■ **WHAT YOU SHOULD DO**
Here you must reproduce each line of the data exactly.

Dataset excerpts:
# # # # # # #
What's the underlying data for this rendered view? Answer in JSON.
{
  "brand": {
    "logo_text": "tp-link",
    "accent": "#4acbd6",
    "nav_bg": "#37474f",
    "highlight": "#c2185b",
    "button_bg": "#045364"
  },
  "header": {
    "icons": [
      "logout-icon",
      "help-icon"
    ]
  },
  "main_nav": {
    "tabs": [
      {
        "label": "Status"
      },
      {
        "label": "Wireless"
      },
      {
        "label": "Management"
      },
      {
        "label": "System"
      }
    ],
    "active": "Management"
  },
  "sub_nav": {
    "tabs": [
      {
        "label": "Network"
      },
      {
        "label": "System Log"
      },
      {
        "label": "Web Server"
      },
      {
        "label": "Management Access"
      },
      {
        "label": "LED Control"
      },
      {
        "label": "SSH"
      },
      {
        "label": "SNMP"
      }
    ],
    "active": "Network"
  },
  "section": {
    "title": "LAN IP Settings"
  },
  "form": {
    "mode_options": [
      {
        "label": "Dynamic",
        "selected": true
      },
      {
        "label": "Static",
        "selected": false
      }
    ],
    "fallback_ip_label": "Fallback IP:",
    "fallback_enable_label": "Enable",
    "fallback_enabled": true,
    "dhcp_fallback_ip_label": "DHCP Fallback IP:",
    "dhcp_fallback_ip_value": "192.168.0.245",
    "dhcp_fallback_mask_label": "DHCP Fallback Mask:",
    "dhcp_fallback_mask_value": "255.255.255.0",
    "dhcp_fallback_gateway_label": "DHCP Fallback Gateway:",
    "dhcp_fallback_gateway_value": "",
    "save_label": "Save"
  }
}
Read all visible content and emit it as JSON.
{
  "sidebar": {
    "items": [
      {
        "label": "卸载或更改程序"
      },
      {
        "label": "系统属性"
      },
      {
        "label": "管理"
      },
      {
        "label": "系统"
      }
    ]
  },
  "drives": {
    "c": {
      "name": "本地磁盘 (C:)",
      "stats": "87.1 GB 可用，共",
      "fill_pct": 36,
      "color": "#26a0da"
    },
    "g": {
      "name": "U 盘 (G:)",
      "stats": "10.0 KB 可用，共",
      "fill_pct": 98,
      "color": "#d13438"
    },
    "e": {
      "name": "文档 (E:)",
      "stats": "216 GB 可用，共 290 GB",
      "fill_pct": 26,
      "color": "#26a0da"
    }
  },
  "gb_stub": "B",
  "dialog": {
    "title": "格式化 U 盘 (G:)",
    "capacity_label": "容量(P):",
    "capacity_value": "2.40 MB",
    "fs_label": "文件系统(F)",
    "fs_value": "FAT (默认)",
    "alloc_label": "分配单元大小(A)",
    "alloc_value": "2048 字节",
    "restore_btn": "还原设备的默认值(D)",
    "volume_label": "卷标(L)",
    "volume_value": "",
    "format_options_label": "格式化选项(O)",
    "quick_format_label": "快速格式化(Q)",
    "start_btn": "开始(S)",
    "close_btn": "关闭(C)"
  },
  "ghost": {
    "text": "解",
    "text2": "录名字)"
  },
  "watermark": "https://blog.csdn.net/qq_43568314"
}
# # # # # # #
■ **WRITTEN RESPONSE**
What's the underlying data for this rendered view? Answer in JSON.
{
  "brand": {
    "logo_text": "tp-link",
    "accent": "#4acbd6",
    "nav_bg": "#37474f",
    "highlight": "#c2185b",
    "button_bg": "#045364"
  },
  "header": {
    "icons": [
      "logout-icon",
      "help-icon"
    ]
  },
  "main_nav": {
    "tabs": [
      {
        "label": "Status"
      },
      {
        "label": "Wireless"
      },
      {
        "label": "Management"
      },
      {
        "label": "System"
      }
    ],
    "active": "Management"
  },
  "sub_nav": {
    "tabs": [
      {
        "label": "Network"
      },
      {
        "label": "System Log"
      },
      {
        "label": "Web Server"
      },
      {
        "label": "Management Access"
      },
      {
        "label": "LED Control"
      },
      {
        "label": "SSH"
      },
      {
        "label": "SNMP"
      }
    ],
    "active": "Network"
  },
  "section": {
    "title": "LAN IP Settings"
  },
  "form": {
    "mode_options": [
      {
        "label": "Dynamic",
        "selected": true
      },
      {
        "label": "Static",
        "selected": false
      }
    ],
    "fallback_ip_label": "Fallback IP:",
    "fallback_enable_label": "Enable",
    "fallback_enabled": true,
    "dhcp_fallback_ip_label": "DHCP Fallback IP:",
    "dhcp_fallback_ip_value": "192.168.0.245",
    "dhcp_fallback_mask_label": "DHCP Fallback Mask:",
    "dhcp_fallback_mask_value": "255.255.255.0",
    "dhcp_fallback_gateway_label": "DHCP Fallback Gateway:",
    "dhcp_fallback_gateway_value": "",
    "save_label": "Save"
  }
}
Read all visible content and emit it as JSON.
{
  "sidebar": {
    "items": [
      {
        "label": "卸载或更改程序"
      },
      {
        "label": "系统属性"
      },
      {
        "label": "管理"
      },
      {
        "label": "系统"
      }
    ]
  },
  "drives": {
    "c": {
      "name": "本地磁盘 (C:)",
      "stats": "87.1 GB 可用，共",
      "fill_pct": 36,
      "color": "#26a0da"
    },
    "g": {
      "name": "U 盘 (G:)",
      "stats": "10.0 KB 可用，共",
      "fill_pct": 98,
      "color": "#d13438"
    },
    "e": {
      "name": "文档 (E:)",
      "stats": "216 GB 可用，共 290 GB",
      "fill_pct": 26,
      "color": "#26a0da"
    }
  },
  "gb_stub": "B",
  "dialog": {
    "title": "格式化 U 盘 (G:)",
    "capacity_label": "容量(P):",
    "capacity_value": "2.40 MB",
    "fs_label": "文件系统(F)",
    "fs_value": "FAT (默认)",
    "alloc_label": "分配单元大小(A)",
    "alloc_value": "2048 字节",
    "restore_btn": "还原设备的默认值(D)",
    "volume_label": "卷标(L)",
    "volume_value": "",
    "format_options_label": "格式化选项(O)",
    "quick_format_label": "快速格式化(Q)",
    "start_btn": "开始(S)",
    "close_btn": "关闭(C)"
  },
  "ghost": {
    "text": "解",
    "text2": "录名字)"
  },
  "watermark": "https://blog.csdn.net/qq_43568314"
}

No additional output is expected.